There are three sides to every story, my father said, mine, your mother’s and the real one. I was six years old and he was packing his suitcases into a borrowed car. They’d been sitting on the back stoop for all to see for three days before he showed up to get them. He must’ve known they’d be there waiting because he didn’t seem surprised and never went into the house to talk to my mother. I guess their talking days were over.
I ran over and hugged him when I saw him walking from the parking lot to our apartment. Why do you have to go I asked?
It’s what your mother wants, he said and I said that mom said it was what he wanted. That’s when he told me the three sides bit so I asked him what the real reason he was leaving was and he flashed angry and said I just told you that your mother wants me out. I asked him who will tell me the real reason and he told me I’m just like my mother—calling him a liar and that I should go take a six-year old powder and some day I’ll understand.
I can understand today, Daddy, I said, but first I’ll have to be told the real reason. He shot me his mean look, stuck a cigar in the corner of his mouth, waved me away with the back of his hand and walked back to the car with the last suitcase—the one I’d taken his matching set of hairbrushes from and hidden them in my bedroom. They were called military brushes—kind of oval with silver backs and no handles and you used one in each hand at the same time.

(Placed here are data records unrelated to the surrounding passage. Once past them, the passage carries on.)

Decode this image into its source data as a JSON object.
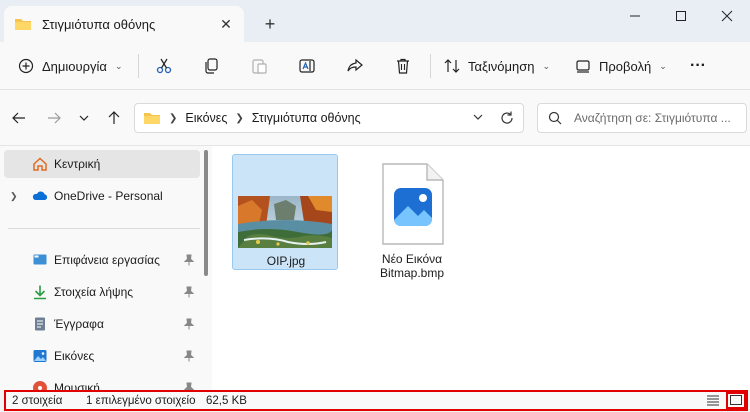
{
  "tab": {
    "title": "Στιγμιότυπα οθόνης",
    "close": "✕",
    "new": "+"
  },
  "commands": {
    "new_label": "Δημιουργία",
    "sort_label": "Ταξινόμηση",
    "view_label": "Προβολή",
    "more": "···"
  },
  "address": {
    "crumbs": [
      "Εικόνες",
      "Στιγμιότυπα οθόνης"
    ],
    "search_placeholder": "Αναζήτηση σε: Στιγμιότυπα ..."
  },
  "sidebar": {
    "items": [
      {
        "label": "Κεντρική",
        "icon": "home-icon"
      },
      {
        "label": "OneDrive - Personal",
        "icon": "onedrive-icon"
      },
      {
        "label": "Επιφάνεια εργασίας",
        "icon": "desktop-icon"
      },
      {
        "label": "Στοιχεία λήψης",
        "icon": "download-icon"
      },
      {
        "label": "Έγγραφα",
        "icon": "documents-icon"
      },
      {
        "label": "Εικόνες",
        "icon": "pictures-icon"
      },
      {
        "label": "Μουσική",
        "icon": "music-icon"
      }
    ]
  },
  "files": [
    {
      "name": "OIP.jpg",
      "selected": true
    },
    {
      "name_line1": "Νέο Εικόνα",
      "name_line2": "Bitmap.bmp",
      "selected": false
    }
  ],
  "status": {
    "count": "2 στοιχεία",
    "selected": "1 επιλεγμένο στοιχείο",
    "size": "62,5 KB"
  },
  "colors": {
    "accent": "#0067c0",
    "selection": "#cce4f7",
    "highlight_border": "#e00000"
  }
}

He never came back for them as I’d hoped he would and when my mother saw me using them and asked me why I had the brushes I told her he gave them to me.

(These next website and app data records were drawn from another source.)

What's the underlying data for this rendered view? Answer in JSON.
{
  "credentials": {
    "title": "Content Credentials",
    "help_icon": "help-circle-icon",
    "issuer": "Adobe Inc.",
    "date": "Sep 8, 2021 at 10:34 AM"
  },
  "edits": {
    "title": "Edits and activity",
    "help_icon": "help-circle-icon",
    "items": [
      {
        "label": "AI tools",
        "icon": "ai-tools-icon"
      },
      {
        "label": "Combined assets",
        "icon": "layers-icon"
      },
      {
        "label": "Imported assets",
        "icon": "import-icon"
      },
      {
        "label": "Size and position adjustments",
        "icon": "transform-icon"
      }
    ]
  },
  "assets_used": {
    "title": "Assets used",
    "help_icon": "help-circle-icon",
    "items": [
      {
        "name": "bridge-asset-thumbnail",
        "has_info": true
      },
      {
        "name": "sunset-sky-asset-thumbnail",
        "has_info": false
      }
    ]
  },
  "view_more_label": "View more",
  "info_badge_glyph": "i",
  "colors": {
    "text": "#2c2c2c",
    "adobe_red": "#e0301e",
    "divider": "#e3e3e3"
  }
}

It figures, she said bitterly, they were my wedding gift to him.